The elderly were cautious about blindly trusting the advice of the GPS system. As is indicated by the following written quote from one of the elderly users: “…If you exactly follow the TomTom you can do a mistake, you need your own judgment...”. This is in line with the quantitative results obtained, as the young users gave an overall higher ranking on reliability. Such particular trends also extended to confidence and to relaxation. The elderly users at times felt that the information provided by the GPS device was not fully correct (according to their own perception) which meant that they did not feel fully relaxed. This relates back to the fact that in such situations the elderly would fall back on using their own judgment. Based on the qualitative feedback we ascertained that; the elderly would get confused when the GPS device would suggest an unknown or uncommon route, although it would not be incorrect in the true sense but the elderly would perceive it to be as the wrong route. This line of reasoning was extracted from the following quote: “...sometimes it gives me a different route (not the one which I know or use)...”. Another interesting problem that the elderly faced was that at times they were burdened by the amount of instructions given by the GPS device. As was said by one of the elderly: “...(Sometimes) it also gives too many instruction at one time which I usually forget…”

Young Elderly












Fig 1. Mean ratings of major items from questionnaire, young vs. elderly

Adaptive characteristics of the navigation system would be helpful in this regard for e.g. supporting interaction via speech commands. However, such interaction would of course have to be evaluated as speech recognition can be problematic. Another recommendation was to provide balanced feedback at the opportune moment especially for elderly people; normally feedback from GPS devices is both too early and repetitive or is too late.
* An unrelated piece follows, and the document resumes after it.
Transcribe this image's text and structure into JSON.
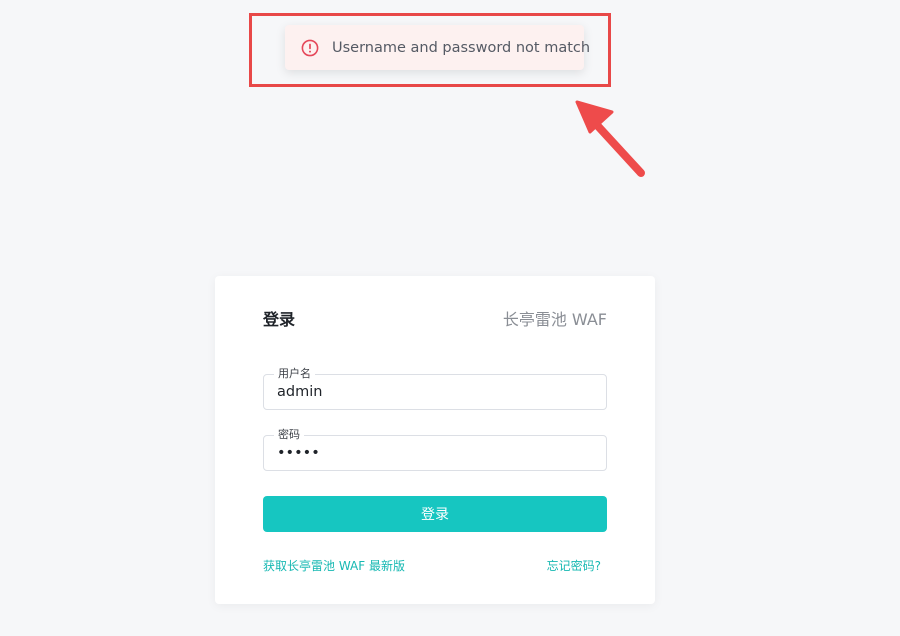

For such a case, the GPS device must be intelligent and understand the context. Additionally the GPS device can provide additional feedback when an alternate route is chosen, that would enhance the trust of the user with GPS navigation system. Customized view was a desired feature, depending on individual requirements and preferences. For e.g. in newer locations a more detailed view would be convenient. Customization would also be helpful to reduce the detail of information so that it is not overwhelming. Another interesting recommendation that was derived was to provide voice feedback in conjunction with point of interests and landmarks so that users will be more aware and attached with the environment while driving. A similar recommendation was also reported in [2]. In summary, we feel that there is an imperative need of providing a usable navigation system that is primarily tailored for the use of the general population, at the same time customized for specific target groups such as the elderly. We would like to implement and test some of the design recommendations that we have presented.

3. REFERENCES [1] Green, W. and P. Jordan (2002). Pleasure with Products: Beyond Usability, Taylor & Francis. [2] Leshed, G., T. Velden, et al. (2008). In-car GPS navigation: engagement with and disengagement from the environment. Conference on Human Factors in Computing Systems, ACM, NY: 1675-1684.
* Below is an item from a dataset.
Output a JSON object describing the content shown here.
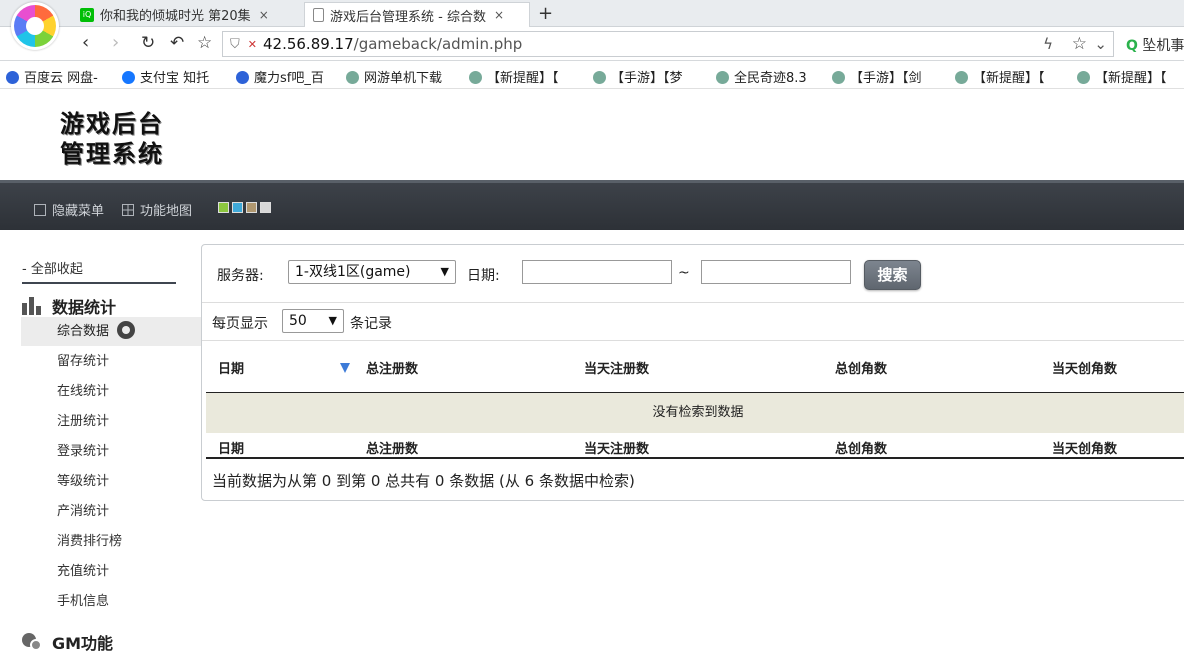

[3] Svahn, F. (2004). In-car navigation usage: An end-user survey on existing systems. Proc. IRIS’27.

A GPS device should cater for easier interaction while driving as it is not safe to interact with the GPS while driving.

[4] TomTom.